Just in case any further evidence of a curse is needed, consider that there are currently just two positive thoughts sustaining fans: 1. Rookie Jordan Clarkson has wildly surpassed expectations as a second-round pick, becoming one of the best rookies of the season and 2. The Lakers losing has put them in a position to potentially keep the top-five protected pick that was traded away in the Steve Nash mistake. Such a pick could yield a star to build around for the future on a team-friendly deal, exactly the kind of thing that can reverse a curse.
However, with a slim lead in the standings over the tanking Philadelphia 76ers and Minnesota Timberwolves, the Lakers squared off in head-to-head matchups with both teams last week. The outcome of those games will likely play a huge role in determining whether or not the Lakers keep their coveted draft.
Unfortunately, both games ended in Lakers wins in overtime, with less than a second remaining on the clock, on points scored by Jordan Clarkson. The one person that has given fans hope for the future scored the points that could lead to losing a major piece of their rebuild.
Simply put, you can't make this stuff up.
So is there a curse? If you believe in that sort of thing then it would appear that the evidence is tough to dispute. For over three years the Lakers have been plagued by one grievance after another. If the team ends up losing their draft pick this summer then it will be nearly irrefutable that something malevolent has taken hold in LA.
However, there is a flip side to all of this. If we accept that curses exist then maybe we have to believe that karma does too, that good can balance out evil. Through it all the Lakers franchise has continued to try to win games and fans have been shaken, but stayed strong. That has to count for something.
Maybe now is the time that the Lakers luck will change. Maybe the basketball gods will smile on the good guys and allow them to claim the first-overall pick that they deserve. The one great thing about sports is that, curse or no curse, a new opportunity to change your fortunes is always just around the corner.

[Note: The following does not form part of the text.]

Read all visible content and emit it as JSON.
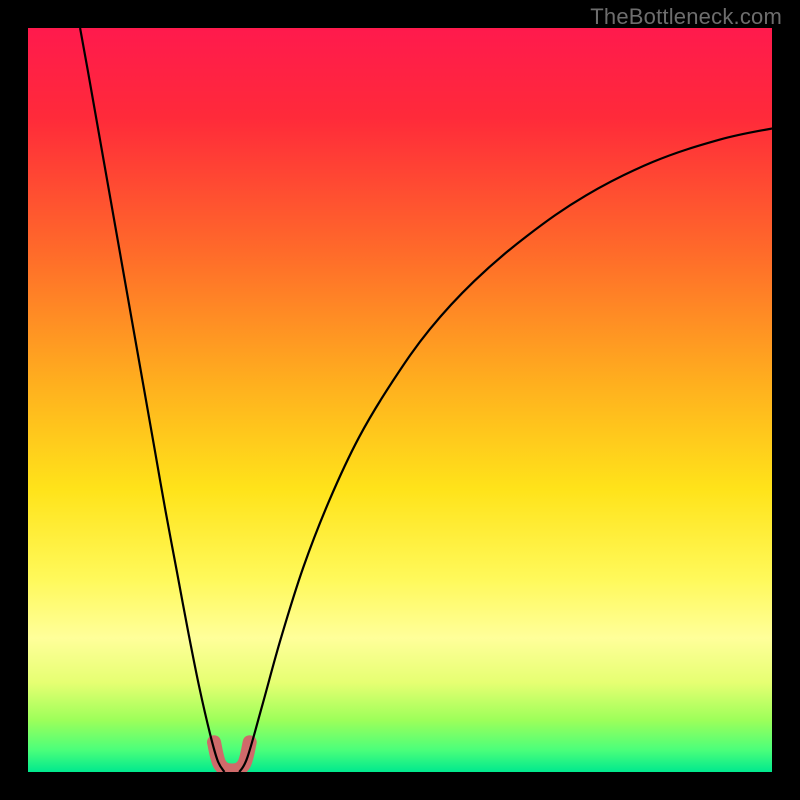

It might be wishful thinking, but if a David Stern veto can put a curse on a team, why can't an envelope opened by Adam Silver lift it?